- Opening Delimiter -

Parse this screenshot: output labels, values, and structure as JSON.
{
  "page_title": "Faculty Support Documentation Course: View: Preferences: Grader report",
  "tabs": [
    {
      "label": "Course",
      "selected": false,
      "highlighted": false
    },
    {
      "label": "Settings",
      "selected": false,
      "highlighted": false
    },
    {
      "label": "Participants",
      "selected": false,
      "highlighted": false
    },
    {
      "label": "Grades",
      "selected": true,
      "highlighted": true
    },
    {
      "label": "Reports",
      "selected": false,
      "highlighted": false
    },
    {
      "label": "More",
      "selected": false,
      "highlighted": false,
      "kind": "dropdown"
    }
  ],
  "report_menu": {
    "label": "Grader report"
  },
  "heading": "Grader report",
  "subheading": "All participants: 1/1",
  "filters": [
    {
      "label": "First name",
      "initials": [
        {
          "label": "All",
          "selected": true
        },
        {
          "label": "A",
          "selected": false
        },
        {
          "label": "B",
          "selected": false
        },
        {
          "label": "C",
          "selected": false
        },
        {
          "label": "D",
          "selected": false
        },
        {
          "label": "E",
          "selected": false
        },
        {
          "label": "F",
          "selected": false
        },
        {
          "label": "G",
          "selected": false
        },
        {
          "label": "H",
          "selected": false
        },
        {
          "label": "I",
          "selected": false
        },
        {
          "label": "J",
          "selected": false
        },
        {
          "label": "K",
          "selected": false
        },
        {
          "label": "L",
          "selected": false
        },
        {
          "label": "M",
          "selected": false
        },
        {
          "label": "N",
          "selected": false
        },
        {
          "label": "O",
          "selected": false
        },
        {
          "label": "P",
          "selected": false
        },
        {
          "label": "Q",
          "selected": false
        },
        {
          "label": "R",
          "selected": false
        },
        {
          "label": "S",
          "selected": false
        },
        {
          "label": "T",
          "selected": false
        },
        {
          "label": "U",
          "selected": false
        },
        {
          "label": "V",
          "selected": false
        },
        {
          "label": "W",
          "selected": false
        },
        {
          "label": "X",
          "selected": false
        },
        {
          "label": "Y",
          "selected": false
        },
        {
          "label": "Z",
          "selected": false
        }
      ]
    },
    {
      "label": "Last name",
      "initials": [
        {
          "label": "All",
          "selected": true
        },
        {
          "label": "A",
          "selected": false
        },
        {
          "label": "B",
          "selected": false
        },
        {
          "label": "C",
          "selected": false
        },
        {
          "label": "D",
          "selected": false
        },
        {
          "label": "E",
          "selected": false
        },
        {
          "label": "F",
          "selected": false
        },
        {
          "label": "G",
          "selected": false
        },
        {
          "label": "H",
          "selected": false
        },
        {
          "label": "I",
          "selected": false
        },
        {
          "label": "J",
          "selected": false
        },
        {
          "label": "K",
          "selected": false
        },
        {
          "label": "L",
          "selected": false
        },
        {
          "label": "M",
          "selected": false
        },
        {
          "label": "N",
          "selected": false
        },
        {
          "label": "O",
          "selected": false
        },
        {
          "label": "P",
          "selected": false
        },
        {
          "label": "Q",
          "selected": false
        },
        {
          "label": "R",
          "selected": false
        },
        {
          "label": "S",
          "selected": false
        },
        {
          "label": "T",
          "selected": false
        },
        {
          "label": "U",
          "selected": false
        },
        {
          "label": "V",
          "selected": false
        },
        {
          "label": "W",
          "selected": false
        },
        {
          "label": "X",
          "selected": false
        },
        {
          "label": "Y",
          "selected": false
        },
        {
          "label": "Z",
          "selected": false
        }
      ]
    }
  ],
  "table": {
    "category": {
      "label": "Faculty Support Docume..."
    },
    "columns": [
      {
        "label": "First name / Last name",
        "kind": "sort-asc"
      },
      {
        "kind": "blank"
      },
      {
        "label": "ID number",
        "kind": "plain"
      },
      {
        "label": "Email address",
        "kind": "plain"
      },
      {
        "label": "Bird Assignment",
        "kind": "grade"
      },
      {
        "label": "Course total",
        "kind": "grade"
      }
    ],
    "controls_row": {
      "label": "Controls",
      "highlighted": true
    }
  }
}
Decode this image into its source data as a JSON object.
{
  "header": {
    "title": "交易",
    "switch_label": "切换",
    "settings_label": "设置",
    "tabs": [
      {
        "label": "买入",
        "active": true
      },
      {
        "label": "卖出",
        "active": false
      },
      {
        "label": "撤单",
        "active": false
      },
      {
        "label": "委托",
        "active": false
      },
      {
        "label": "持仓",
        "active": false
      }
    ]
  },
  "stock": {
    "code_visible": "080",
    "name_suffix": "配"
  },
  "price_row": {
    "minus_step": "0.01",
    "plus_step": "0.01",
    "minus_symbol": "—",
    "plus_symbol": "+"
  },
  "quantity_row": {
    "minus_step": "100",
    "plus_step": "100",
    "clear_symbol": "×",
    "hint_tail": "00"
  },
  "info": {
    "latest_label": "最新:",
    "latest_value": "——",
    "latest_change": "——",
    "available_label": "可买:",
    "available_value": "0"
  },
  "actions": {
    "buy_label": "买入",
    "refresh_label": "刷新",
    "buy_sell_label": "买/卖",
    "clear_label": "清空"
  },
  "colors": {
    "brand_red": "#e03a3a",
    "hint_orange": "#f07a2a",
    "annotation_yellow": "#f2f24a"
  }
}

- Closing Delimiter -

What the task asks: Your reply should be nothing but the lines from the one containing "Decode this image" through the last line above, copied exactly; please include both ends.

Solution below:
Decode this image into its source data as a JSON object.
{
  "header": {
    "title": "交易",
    "switch_label": "切换",
    "settings_label": "设置",
    "tabs": [
      {
        "label": "买入",
        "active": true
      },
      {
        "label": "卖出",
        "active": false
      },
      {
        "label": "撤单",
        "active": false
      },
      {
        "label": "委托",
        "active": false
      },
      {
        "label": "持仓",
        "active": false
      }
    ]
  },
  "stock": {
    "code_visible": "080",
    "name_suffix": "配"
  },
  "price_row": {
    "minus_step": "0.01",
    "plus_step": "0.01",
    "minus_symbol": "—",
    "plus_symbol": "+"
  },
  "quantity_row": {
    "minus_step": "100",
    "plus_step": "100",
    "clear_symbol": "×",
    "hint_tail": "00"
  },
  "info": {
    "latest_label": "最新:",
    "latest_value": "——",
    "latest_change": "——",
    "available_label": "可买:",
    "available_value": "0"
  },
  "actions": {
    "buy_label": "买入",
    "refresh_label": "刷新",
    "buy_sell_label": "买/卖",
    "clear_label": "清空"
  },
  "colors": {
    "brand_red": "#e03a3a",
    "hint_orange": "#f07a2a",
    "annotation_yellow": "#f2f24a"
  }
}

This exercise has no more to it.